The Big Picture
As both the economy and the job market recover from the effects of COVID-19, the Department of Labor and its Wage and Hour Division’s importance has never been more evident. Reinstating Weil as head of the DOL’s Wage and Hour Division would represent a return to the same bureaucratic overregulation so prevalent in the Obama administration as well as a further rebuke of the deregulatory strides made in the Trump administration.
If Weil is confirmed, two of his highest priorities will likely be a reversal of the Trump Administration’s Independent Contractor rule and the Joint Employer Final Rule.
- The Independent Contractor rule governs the classification of workers as either “independent contractors” or “employees.” The rule used an “economic realities test” to analyze which category a worker would fall under.
- The Joint Employer Final Rule clarifies the circumstances under which an employer might be considered a “joint employer” under the Fair Labor Standards Act. Being deemed a joint employer would make the employer liable for overtime pay, minimum wage, and other requirements for a subcontractor’s or franchisee’s employees.

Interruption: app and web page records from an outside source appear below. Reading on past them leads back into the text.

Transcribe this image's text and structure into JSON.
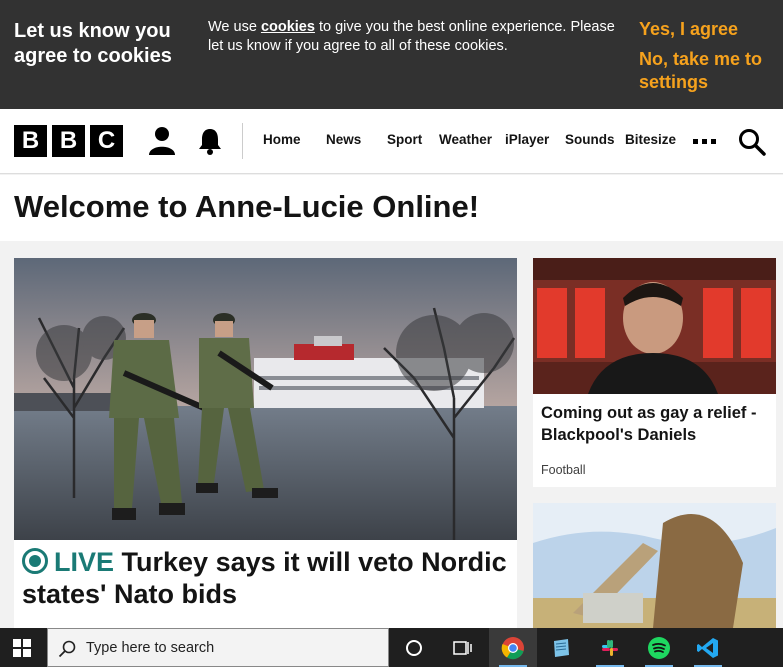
{
  "cookie_banner": {
    "title": "Let us know you agree to cookies",
    "text_before": "We use ",
    "text_link": "cookies",
    "text_after": " to give you the best online experience. Please let us know if you agree to all of these cookies.",
    "agree_label": "Yes, I agree",
    "settings_label": "No, take me to settings"
  },
  "header": {
    "logo_letters": [
      "B",
      "B",
      "C"
    ],
    "nav": [
      "Home",
      "News",
      "Sport",
      "Weather",
      "iPlayer",
      "Sounds",
      "Bitesize"
    ],
    "icons": [
      "user-icon",
      "bell-icon",
      "more-icon",
      "search-icon"
    ]
  },
  "welcome_title": "Welcome to Anne-Lucie Online!",
  "main_story": {
    "live_label": "LIVE",
    "headline": "Turkey says it will veto Nordic states' Nato bids"
  },
  "side_story": {
    "headline": "Coming out as gay a relief - Blackpool's Daniels",
    "tag": "Football"
  },
  "taskbar": {
    "search_placeholder": "Type here to search",
    "apps": [
      "cortana-icon",
      "task-view-icon",
      "chrome-icon",
      "notepad-icon",
      "slack-icon",
      "spotify-icon",
      "vscode-icon"
    ]
  },
  "colors": {
    "cookie_accent": "#f6a21d",
    "live": "#1a7a75",
    "banner_bg": "#323232"
  }
}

Why It Matters
Independent Contractor: Many people argue that forcing employers to classify more people as employees, not independent contractors, would help independent contractors receive more rights in the workplace. However, most independent contractors deplore this change as it limits their flexibility and freedom to control their hours and location of work. Moreover, this change would force millions of workers out of their jobs as they become too costly to retain as full-fledged employees. Look at what happened after California passed AB 5, which dramatically narrowed who could be deemed an independent contractor: the job loss among independent contractors was so great that the legislature was forced to amend the law to exempt a very long list of professions. It is important to recognize that reclassifying independent contractors as full-time employees not only affects gig workers at companies such as Uber and Lyft, but also freelance journalists, construction workers, and truckers.
Joint Employer: Eliminating the joint employer rule would deprive employers of certainty in their business relationships with subcontractors and franchisees. Without the guidance that the Trump Administration rule provides, employers will be less likely to impose on subcontractors or franchisees health and safety requirements, mandatory training on discrimination and harassment, or minimum wage and leave requirements: mandating any of these could result in their being deemed a joint employer. Franchisees and subcontractors are often small businesses, which public policy should be helping, not hamstringing.
Bob Johnson contributed to this post.